◆ WORK ORDER ◆
Locate every line in the records below that holds the word "state" and return each one.

◆ DATA LISTING ◆
------------------------------------------------------------

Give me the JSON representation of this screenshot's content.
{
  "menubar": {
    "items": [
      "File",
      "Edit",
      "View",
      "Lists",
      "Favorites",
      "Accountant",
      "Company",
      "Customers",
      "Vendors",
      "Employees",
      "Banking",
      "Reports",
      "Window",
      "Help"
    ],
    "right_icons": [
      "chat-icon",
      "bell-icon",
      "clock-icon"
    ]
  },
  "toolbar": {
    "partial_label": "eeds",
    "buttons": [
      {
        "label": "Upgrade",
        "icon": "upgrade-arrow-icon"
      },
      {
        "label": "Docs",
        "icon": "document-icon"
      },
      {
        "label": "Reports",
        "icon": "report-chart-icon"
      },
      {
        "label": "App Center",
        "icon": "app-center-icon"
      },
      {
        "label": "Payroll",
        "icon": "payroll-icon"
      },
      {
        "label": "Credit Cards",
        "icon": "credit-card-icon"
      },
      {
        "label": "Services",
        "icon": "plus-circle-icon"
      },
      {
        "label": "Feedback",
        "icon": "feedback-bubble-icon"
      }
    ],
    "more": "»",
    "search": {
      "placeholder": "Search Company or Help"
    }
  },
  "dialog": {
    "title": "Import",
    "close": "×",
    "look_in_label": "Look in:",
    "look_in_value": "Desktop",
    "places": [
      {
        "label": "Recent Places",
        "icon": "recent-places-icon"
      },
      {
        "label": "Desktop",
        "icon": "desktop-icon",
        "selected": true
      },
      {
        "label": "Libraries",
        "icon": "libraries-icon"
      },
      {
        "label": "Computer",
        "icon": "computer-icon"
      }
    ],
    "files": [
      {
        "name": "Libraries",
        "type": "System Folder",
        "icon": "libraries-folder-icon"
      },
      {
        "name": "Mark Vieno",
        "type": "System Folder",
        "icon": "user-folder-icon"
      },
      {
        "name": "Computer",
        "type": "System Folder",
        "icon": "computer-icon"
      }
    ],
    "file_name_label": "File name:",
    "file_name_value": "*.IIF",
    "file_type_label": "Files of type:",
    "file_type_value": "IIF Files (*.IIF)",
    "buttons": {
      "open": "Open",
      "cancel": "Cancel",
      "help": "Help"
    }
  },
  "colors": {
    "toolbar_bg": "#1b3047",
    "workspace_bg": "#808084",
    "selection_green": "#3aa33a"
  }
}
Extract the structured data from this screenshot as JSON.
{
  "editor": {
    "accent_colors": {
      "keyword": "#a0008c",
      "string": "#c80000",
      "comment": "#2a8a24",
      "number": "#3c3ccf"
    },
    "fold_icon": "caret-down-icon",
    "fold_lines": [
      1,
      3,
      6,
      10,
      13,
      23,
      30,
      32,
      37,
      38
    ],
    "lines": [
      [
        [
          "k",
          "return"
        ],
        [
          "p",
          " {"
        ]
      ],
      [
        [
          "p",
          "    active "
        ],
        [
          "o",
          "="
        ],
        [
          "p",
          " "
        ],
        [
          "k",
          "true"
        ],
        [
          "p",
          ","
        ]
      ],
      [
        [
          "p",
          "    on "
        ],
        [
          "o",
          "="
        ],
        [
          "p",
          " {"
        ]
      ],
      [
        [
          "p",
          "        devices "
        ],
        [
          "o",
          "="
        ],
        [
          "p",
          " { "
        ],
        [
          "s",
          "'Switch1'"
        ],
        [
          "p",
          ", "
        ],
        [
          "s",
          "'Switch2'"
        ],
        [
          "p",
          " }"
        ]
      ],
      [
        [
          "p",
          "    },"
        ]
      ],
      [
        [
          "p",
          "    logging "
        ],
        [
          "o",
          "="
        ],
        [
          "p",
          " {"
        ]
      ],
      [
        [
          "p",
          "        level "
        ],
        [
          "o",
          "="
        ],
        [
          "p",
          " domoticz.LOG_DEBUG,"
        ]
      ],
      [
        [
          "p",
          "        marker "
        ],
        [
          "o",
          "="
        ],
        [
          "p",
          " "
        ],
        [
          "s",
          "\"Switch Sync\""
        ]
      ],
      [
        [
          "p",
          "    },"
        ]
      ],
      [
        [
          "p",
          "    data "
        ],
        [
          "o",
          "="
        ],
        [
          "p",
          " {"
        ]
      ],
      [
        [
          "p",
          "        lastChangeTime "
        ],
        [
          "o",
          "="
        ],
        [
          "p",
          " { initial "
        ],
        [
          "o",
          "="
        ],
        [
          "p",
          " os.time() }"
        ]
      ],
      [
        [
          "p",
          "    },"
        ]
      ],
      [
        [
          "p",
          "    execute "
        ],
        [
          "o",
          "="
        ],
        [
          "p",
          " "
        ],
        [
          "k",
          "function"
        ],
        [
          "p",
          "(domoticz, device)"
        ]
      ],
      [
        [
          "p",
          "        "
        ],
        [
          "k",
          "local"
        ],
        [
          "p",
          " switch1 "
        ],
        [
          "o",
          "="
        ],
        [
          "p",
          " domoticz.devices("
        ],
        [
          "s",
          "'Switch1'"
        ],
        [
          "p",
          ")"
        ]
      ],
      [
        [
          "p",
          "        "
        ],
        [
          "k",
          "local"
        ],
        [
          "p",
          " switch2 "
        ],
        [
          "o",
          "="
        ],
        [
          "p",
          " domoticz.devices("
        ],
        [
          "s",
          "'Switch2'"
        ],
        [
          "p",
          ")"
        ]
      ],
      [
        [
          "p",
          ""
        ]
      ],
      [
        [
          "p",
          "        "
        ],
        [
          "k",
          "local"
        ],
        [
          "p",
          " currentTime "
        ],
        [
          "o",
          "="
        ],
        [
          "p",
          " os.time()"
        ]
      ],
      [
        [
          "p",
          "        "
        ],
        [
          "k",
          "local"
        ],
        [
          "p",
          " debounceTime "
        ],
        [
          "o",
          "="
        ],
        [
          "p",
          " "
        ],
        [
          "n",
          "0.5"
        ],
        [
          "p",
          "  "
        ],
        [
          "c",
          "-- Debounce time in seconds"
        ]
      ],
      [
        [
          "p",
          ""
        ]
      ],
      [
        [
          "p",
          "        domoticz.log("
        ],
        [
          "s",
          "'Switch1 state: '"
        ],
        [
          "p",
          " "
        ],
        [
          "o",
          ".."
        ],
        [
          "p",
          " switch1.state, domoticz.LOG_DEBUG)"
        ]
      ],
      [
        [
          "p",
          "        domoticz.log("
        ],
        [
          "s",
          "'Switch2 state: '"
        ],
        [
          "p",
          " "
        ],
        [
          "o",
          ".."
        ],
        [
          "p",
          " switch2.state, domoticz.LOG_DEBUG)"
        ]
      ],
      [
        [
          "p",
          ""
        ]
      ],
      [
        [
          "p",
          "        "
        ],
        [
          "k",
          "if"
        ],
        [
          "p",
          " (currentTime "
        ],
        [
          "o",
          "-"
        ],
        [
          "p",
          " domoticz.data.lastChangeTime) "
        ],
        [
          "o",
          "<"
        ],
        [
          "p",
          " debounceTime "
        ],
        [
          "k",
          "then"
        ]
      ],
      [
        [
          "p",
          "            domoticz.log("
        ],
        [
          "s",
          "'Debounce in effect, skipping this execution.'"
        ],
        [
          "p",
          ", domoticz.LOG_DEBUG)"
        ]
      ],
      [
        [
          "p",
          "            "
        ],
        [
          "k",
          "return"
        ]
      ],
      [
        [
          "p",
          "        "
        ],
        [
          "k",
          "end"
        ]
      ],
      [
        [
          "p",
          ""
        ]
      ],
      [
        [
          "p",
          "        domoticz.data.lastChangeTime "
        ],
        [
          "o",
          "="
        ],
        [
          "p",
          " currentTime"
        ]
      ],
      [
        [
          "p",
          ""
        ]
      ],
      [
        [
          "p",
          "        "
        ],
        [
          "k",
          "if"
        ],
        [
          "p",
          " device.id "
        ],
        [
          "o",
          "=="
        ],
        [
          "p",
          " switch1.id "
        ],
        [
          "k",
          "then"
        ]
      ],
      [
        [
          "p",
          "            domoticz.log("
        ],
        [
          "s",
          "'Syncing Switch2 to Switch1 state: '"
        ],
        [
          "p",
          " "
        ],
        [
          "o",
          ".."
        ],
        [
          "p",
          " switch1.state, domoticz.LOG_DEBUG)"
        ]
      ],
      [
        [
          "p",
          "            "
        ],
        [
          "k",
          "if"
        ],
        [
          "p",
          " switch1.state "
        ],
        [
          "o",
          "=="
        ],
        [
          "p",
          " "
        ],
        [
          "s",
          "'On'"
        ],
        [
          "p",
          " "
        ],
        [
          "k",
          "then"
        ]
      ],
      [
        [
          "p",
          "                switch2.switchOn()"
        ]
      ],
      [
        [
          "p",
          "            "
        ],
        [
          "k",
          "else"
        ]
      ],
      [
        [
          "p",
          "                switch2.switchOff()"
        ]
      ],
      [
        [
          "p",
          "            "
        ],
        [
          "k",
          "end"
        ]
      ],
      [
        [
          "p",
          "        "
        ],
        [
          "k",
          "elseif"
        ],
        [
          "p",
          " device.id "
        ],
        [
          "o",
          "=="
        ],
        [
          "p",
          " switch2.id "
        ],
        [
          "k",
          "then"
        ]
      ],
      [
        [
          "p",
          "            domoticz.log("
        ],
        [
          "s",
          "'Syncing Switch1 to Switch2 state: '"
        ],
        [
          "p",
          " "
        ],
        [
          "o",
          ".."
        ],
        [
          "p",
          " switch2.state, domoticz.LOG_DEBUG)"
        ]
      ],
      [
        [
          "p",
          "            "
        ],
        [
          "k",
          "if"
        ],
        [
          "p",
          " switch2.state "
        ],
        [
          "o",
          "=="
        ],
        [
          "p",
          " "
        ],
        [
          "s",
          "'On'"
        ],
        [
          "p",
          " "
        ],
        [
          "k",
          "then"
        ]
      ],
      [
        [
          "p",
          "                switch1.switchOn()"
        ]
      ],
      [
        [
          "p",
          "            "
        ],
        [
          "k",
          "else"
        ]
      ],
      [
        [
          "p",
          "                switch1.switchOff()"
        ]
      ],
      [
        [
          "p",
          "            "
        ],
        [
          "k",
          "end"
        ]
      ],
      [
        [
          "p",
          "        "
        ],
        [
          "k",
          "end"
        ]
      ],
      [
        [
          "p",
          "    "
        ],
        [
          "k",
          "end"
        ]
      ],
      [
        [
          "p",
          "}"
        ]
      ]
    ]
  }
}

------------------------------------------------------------

◆ WRITTEN SOLUTION ◆
          "'Switch1 state: '"
          " switch1.state, domoticz.LOG_DEBUG)"
          "'Switch2 state: '"
          " switch2.state, domoticz.LOG_DEBUG)"
          "'Syncing Switch2 to Switch1 state: '"
          " switch1.state, domoticz.LOG_DEBUG)"
          " switch1.state "
          "'Syncing Switch1 to Switch2 state: '"
          " switch2.state, domoticz.LOG_DEBUG)"
          " switch2.state "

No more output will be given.